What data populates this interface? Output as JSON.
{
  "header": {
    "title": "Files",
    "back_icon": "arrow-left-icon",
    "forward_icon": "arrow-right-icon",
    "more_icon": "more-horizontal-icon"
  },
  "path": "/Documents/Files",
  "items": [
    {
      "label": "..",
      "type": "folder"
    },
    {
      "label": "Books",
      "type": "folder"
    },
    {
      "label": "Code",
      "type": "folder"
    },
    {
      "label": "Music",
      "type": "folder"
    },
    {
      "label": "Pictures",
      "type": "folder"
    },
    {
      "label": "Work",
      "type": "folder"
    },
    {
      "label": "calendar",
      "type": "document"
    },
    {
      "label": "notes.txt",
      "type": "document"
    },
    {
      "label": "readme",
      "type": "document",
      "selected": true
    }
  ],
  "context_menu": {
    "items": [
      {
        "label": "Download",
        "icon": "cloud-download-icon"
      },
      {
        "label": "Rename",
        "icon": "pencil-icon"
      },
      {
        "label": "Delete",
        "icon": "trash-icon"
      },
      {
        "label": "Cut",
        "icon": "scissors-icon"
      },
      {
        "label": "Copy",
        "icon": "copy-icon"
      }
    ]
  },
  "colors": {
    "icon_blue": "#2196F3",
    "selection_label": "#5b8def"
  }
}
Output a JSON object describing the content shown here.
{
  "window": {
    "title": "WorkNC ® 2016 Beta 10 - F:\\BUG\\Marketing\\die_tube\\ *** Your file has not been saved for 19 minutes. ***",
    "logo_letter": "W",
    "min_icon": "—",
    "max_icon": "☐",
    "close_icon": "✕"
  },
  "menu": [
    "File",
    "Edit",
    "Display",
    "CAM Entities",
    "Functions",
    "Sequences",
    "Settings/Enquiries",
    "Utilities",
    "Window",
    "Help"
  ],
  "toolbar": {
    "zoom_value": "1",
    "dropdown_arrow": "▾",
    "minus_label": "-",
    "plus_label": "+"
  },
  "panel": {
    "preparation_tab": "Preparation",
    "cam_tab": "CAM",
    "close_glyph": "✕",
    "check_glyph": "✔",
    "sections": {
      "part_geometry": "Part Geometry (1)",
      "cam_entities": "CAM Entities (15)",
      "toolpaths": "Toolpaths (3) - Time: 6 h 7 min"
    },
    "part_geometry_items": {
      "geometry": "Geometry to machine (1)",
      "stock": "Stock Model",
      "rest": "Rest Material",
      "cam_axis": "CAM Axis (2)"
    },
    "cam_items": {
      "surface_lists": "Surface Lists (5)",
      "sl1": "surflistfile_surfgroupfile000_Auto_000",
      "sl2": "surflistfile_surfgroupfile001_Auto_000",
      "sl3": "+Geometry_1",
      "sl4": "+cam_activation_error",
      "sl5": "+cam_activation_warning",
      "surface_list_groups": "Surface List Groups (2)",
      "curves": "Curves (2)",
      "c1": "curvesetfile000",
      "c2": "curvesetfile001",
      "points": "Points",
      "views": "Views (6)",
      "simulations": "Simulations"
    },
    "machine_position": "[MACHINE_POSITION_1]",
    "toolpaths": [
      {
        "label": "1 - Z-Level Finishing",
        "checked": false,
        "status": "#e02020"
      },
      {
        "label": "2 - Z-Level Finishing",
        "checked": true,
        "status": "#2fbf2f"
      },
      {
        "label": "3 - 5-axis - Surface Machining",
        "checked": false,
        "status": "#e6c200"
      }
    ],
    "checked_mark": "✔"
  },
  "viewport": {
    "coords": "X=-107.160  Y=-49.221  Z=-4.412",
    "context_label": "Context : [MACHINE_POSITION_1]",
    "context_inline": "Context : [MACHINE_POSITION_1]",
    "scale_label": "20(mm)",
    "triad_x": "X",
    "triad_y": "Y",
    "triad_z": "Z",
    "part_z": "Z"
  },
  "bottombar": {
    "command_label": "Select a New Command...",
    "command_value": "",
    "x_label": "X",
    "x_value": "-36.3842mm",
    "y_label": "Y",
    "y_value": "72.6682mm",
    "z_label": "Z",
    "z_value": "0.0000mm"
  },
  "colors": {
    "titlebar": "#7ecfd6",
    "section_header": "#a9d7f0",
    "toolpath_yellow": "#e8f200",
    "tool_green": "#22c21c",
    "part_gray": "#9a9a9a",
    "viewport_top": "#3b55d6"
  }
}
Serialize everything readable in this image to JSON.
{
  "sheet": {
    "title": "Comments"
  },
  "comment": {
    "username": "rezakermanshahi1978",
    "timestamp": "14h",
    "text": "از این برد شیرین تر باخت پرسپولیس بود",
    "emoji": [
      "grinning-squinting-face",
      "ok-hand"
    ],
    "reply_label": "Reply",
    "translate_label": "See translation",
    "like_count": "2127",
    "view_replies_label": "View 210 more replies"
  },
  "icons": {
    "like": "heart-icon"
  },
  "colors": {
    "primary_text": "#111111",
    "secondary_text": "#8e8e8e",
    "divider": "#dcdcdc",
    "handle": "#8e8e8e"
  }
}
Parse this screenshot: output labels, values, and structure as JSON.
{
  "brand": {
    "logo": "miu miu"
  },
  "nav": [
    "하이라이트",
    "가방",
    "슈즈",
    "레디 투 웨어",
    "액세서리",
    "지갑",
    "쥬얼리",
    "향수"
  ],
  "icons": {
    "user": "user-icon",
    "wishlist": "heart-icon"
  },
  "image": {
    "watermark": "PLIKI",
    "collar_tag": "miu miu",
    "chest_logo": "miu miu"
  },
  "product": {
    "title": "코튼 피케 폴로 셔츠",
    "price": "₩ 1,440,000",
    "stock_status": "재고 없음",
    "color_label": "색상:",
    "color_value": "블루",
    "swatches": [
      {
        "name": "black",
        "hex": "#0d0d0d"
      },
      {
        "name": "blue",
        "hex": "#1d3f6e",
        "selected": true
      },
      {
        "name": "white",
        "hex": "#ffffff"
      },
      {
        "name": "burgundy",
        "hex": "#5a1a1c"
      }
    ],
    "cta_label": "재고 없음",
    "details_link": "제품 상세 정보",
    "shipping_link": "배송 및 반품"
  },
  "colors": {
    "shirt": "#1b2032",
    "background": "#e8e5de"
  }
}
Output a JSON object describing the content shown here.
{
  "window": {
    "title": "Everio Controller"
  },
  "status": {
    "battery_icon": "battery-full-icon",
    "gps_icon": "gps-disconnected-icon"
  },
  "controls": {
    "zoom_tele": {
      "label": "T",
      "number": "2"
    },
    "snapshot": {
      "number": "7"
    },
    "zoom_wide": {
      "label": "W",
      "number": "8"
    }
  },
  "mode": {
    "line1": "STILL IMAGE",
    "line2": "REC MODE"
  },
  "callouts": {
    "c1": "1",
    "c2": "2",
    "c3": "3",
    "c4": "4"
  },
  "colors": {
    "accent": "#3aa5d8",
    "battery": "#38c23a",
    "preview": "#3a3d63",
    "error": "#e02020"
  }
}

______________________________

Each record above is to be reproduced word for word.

| TASK RESULT |
What data populates this interface? Output as JSON.
{
  "header": {
    "title": "Files",
    "back_icon": "arrow-left-icon",
    "forward_icon": "arrow-right-icon",
    "more_icon": "more-horizontal-icon"
  },
  "path": "/Documents/Files",
  "items": [
    {
      "label": "..",
      "type": "folder"
    },
    {
      "label": "Books",
      "type": "folder"
    },
    {
      "label": "Code",
      "type": "folder"
    },
    {
      "label": "Music",
      "type": "folder"
    },
    {
      "label": "Pictures",
      "type": "folder"
    },
    {
      "label": "Work",
      "type": "folder"
    },
    {
      "label": "calendar",
      "type": "document"
    },
    {
      "label": "notes.txt",
      "type": "document"
    },
    {
      "label": "readme",
      "type": "document",
      "selected": true
    }
  ],
  "context_menu": {
    "items": [
      {
        "label": "Download",
        "icon": "cloud-download-icon"
      },
      {
        "label": "Rename",
        "icon": "pencil-icon"
      },
      {
        "label": "Delete",
        "icon": "trash-icon"
      },
      {
        "label": "Cut",
        "icon": "scissors-icon"
      },
      {
        "label": "Copy",
        "icon": "copy-icon"
      }
    ]
  },
  "colors": {
    "icon_blue": "#2196F3",
    "selection_label": "#5b8def"
  }
}
Output a JSON object describing the content shown here.
{
  "window": {
    "title": "WorkNC ® 2016 Beta 10 - F:\\BUG\\Marketing\\die_tube\\ *** Your file has not been saved for 19 minutes. ***",
    "logo_letter": "W",
    "min_icon": "—",
    "max_icon": "☐",
    "close_icon": "✕"
  },
  "menu": [
    "File",
    "Edit",
    "Display",
    "CAM Entities",
    "Functions",
    "Sequences",
    "Settings/Enquiries",
    "Utilities",
    "Window",
    "Help"
  ],
  "toolbar": {
    "zoom_value": "1",
    "dropdown_arrow": "▾",
    "minus_label": "-",
    "plus_label": "+"
  },
  "panel": {
    "preparation_tab": "Preparation",
    "cam_tab": "CAM",
    "close_glyph": "✕",
    "check_glyph": "✔",
    "sections": {
      "part_geometry": "Part Geometry (1)",
      "cam_entities": "CAM Entities (15)",
      "toolpaths": "Toolpaths (3) - Time: 6 h 7 min"
    },
    "part_geometry_items": {
      "geometry": "Geometry to machine (1)",
      "stock": "Stock Model",
      "rest": "Rest Material",
      "cam_axis": "CAM Axis (2)"
    },
    "cam_items": {
      "surface_lists": "Surface Lists (5)",
      "sl1": "surflistfile_surfgroupfile000_Auto_000",
      "sl2": "surflistfile_surfgroupfile001_Auto_000",
      "sl3": "+Geometry_1",
      "sl4": "+cam_activation_error",
      "sl5": "+cam_activation_warning",
      "surface_list_groups": "Surface List Groups (2)",
      "curves": "Curves (2)",
      "c1": "curvesetfile000",
      "c2": "curvesetfile001",
      "points": "Points",
      "views": "Views (6)",
      "simulations": "Simulations"
    },
    "machine_position": "[MACHINE_POSITION_1]",
    "toolpaths": [
      {
        "label": "1 - Z-Level Finishing",
        "checked": false,
        "status": "#e02020"
      },
      {
        "label": "2 - Z-Level Finishing",
        "checked": true,
        "status": "#2fbf2f"
      },
      {
        "label": "3 - 5-axis - Surface Machining",
        "checked": false,
        "status": "#e6c200"
      }
    ],
    "checked_mark": "✔"
  },
  "viewport": {
    "coords": "X=-107.160  Y=-49.221  Z=-4.412",
    "context_label": "Context : [MACHINE_POSITION_1]",
    "context_inline": "Context : [MACHINE_POSITION_1]",
    "scale_label": "20(mm)",
    "triad_x": "X",
    "triad_y": "Y",
    "triad_z": "Z",
    "part_z": "Z"
  },
  "bottombar": {
    "command_label": "Select a New Command...",
    "command_value": "",
    "x_label": "X",
    "x_value": "-36.3842mm",
    "y_label": "Y",
    "y_value": "72.6682mm",
    "z_label": "Z",
    "z_value": "0.0000mm"
  },
  "colors": {
    "titlebar": "#7ecfd6",
    "section_header": "#a9d7f0",
    "toolpath_yellow": "#e8f200",
    "tool_green": "#22c21c",
    "part_gray": "#9a9a9a",
    "viewport_top": "#3b55d6"
  }
}
Serialize everything readable in this image to JSON.
{
  "sheet": {
    "title": "Comments"
  },
  "comment": {
    "username": "rezakermanshahi1978",
    "timestamp": "14h",
    "text": "از این برد شیرین تر باخت پرسپولیس بود",
    "emoji": [
      "grinning-squinting-face",
      "ok-hand"
    ],
    "reply_label": "Reply",
    "translate_label": "See translation",
    "like_count": "2127",
    "view_replies_label": "View 210 more replies"
  },
  "icons": {
    "like": "heart-icon"
  },
  "colors": {
    "primary_text": "#111111",
    "secondary_text": "#8e8e8e",
    "divider": "#dcdcdc",
    "handle": "#8e8e8e"
  }
}
Parse this screenshot: output labels, values, and structure as JSON.
{
  "brand": {
    "logo": "miu miu"
  },
  "nav": [
    "하이라이트",
    "가방",
    "슈즈",
    "레디 투 웨어",
    "액세서리",
    "지갑",
    "쥬얼리",
    "향수"
  ],
  "icons": {
    "user": "user-icon",
    "wishlist": "heart-icon"
  },
  "image": {
    "watermark": "PLIKI",
    "collar_tag": "miu miu",
    "chest_logo": "miu miu"
  },
  "product": {
    "title": "코튼 피케 폴로 셔츠",
    "price": "₩ 1,440,000",
    "stock_status": "재고 없음",
    "color_label": "색상:",
    "color_value": "블루",
    "swatches": [
      {
        "name": "black",
        "hex": "#0d0d0d"
      },
      {
        "name": "blue",
        "hex": "#1d3f6e",
        "selected": true
      },
      {
        "name": "white",
        "hex": "#ffffff"
      },
      {
        "name": "burgundy",
        "hex": "#5a1a1c"
      }
    ],
    "cta_label": "재고 없음",
    "details_link": "제품 상세 정보",
    "shipping_link": "배송 및 반품"
  },
  "colors": {
    "shirt": "#1b2032",
    "background": "#e8e5de"
  }
}
Output a JSON object describing the content shown here.
{
  "window": {
    "title": "Everio Controller"
  },
  "status": {
    "battery_icon": "battery-full-icon",
    "gps_icon": "gps-disconnected-icon"
  },
  "controls": {
    "zoom_tele": {
      "label": "T",
      "number": "2"
    },
    "snapshot": {
      "number": "7"
    },
    "zoom_wide": {
      "label": "W",
      "number": "8"
    }
  },
  "mode": {
    "line1": "STILL IMAGE",
    "line2": "REC MODE"
  },
  "callouts": {
    "c1": "1",
    "c2": "2",
    "c3": "3",
    "c4": "4"
  },
  "colors": {
    "accent": "#3aa5d8",
    "battery": "#38c23a",
    "preview": "#3a3d63",
    "error": "#e02020"
  }
}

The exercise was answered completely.